> [Records supplied]:

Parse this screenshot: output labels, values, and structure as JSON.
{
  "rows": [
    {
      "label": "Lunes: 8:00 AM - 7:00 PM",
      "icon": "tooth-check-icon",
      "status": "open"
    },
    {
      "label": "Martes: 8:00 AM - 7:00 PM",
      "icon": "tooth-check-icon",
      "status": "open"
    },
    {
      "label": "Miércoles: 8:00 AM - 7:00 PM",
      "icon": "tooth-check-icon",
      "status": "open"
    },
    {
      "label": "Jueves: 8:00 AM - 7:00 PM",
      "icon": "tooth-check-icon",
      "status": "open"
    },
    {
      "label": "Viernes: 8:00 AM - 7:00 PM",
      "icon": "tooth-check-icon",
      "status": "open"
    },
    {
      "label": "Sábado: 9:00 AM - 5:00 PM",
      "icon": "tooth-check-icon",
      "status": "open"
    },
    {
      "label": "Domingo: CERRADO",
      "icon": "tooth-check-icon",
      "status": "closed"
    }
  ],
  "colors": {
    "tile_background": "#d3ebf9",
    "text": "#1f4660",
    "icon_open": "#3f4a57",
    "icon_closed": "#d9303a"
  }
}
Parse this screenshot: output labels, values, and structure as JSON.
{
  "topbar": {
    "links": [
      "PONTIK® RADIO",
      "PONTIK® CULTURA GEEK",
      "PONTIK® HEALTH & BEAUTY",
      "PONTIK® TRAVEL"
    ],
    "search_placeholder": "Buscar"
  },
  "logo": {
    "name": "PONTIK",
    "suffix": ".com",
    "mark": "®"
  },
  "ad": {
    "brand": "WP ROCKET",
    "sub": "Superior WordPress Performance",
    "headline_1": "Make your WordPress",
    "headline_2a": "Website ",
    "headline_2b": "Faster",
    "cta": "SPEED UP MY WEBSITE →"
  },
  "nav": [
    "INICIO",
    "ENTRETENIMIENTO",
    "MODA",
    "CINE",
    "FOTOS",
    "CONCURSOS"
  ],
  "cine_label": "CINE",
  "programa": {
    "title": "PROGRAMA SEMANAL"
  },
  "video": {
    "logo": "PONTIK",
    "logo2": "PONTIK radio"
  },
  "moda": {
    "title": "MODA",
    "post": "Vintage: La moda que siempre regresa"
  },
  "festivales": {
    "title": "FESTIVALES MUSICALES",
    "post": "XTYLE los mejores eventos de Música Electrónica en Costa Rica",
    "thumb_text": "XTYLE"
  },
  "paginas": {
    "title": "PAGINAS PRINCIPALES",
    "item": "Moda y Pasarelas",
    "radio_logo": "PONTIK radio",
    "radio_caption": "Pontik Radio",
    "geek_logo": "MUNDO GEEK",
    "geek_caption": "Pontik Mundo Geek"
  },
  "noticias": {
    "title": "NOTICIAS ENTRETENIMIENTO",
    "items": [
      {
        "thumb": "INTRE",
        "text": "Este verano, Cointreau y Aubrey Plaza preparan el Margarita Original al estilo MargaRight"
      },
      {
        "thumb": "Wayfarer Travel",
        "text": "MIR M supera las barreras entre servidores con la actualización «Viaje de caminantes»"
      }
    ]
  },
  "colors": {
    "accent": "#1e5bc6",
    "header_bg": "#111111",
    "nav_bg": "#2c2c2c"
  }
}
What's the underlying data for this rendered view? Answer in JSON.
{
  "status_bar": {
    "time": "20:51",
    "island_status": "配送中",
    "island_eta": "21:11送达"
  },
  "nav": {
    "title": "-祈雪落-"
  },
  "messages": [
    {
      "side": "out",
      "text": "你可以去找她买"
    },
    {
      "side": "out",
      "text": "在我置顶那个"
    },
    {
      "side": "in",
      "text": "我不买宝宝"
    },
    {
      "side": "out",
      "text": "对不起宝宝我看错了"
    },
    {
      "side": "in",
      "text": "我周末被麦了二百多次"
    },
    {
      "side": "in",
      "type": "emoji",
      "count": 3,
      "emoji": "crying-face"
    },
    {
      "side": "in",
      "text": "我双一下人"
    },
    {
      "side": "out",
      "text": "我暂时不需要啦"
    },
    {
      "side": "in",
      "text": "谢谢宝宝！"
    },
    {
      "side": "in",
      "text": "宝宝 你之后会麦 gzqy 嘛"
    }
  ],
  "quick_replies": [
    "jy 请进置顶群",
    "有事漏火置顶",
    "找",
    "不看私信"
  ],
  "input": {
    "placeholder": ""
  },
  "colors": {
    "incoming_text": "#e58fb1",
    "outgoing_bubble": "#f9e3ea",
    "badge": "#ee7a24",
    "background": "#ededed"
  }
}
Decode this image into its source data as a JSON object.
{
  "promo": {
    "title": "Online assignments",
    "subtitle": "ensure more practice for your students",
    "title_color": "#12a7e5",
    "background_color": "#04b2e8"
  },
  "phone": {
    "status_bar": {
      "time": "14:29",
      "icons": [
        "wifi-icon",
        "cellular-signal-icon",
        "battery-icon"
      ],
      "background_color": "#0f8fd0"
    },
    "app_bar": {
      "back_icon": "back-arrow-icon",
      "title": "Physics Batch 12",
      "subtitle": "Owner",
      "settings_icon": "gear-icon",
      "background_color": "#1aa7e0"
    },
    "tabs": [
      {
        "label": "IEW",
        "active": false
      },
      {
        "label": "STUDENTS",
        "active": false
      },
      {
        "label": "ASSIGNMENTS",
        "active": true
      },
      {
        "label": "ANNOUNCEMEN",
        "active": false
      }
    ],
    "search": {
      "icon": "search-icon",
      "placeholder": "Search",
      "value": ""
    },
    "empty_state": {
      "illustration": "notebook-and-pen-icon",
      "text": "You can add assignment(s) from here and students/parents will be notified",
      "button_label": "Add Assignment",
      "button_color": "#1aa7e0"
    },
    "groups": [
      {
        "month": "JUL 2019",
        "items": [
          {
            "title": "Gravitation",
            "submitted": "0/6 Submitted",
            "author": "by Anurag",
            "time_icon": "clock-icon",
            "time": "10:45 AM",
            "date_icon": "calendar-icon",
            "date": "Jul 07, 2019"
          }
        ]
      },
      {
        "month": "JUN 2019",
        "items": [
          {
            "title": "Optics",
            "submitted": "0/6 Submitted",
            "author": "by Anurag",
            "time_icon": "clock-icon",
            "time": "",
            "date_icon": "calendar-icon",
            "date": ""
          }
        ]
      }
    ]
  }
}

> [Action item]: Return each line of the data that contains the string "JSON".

> [Written solution]:
Parse this screenshot: output labels, values, and structure as JSON.
Parse this screenshot: output labels, values, and structure as JSON.
What's the underlying data for this rendered view? Answer in JSON.
Decode this image into its source data as a JSON object.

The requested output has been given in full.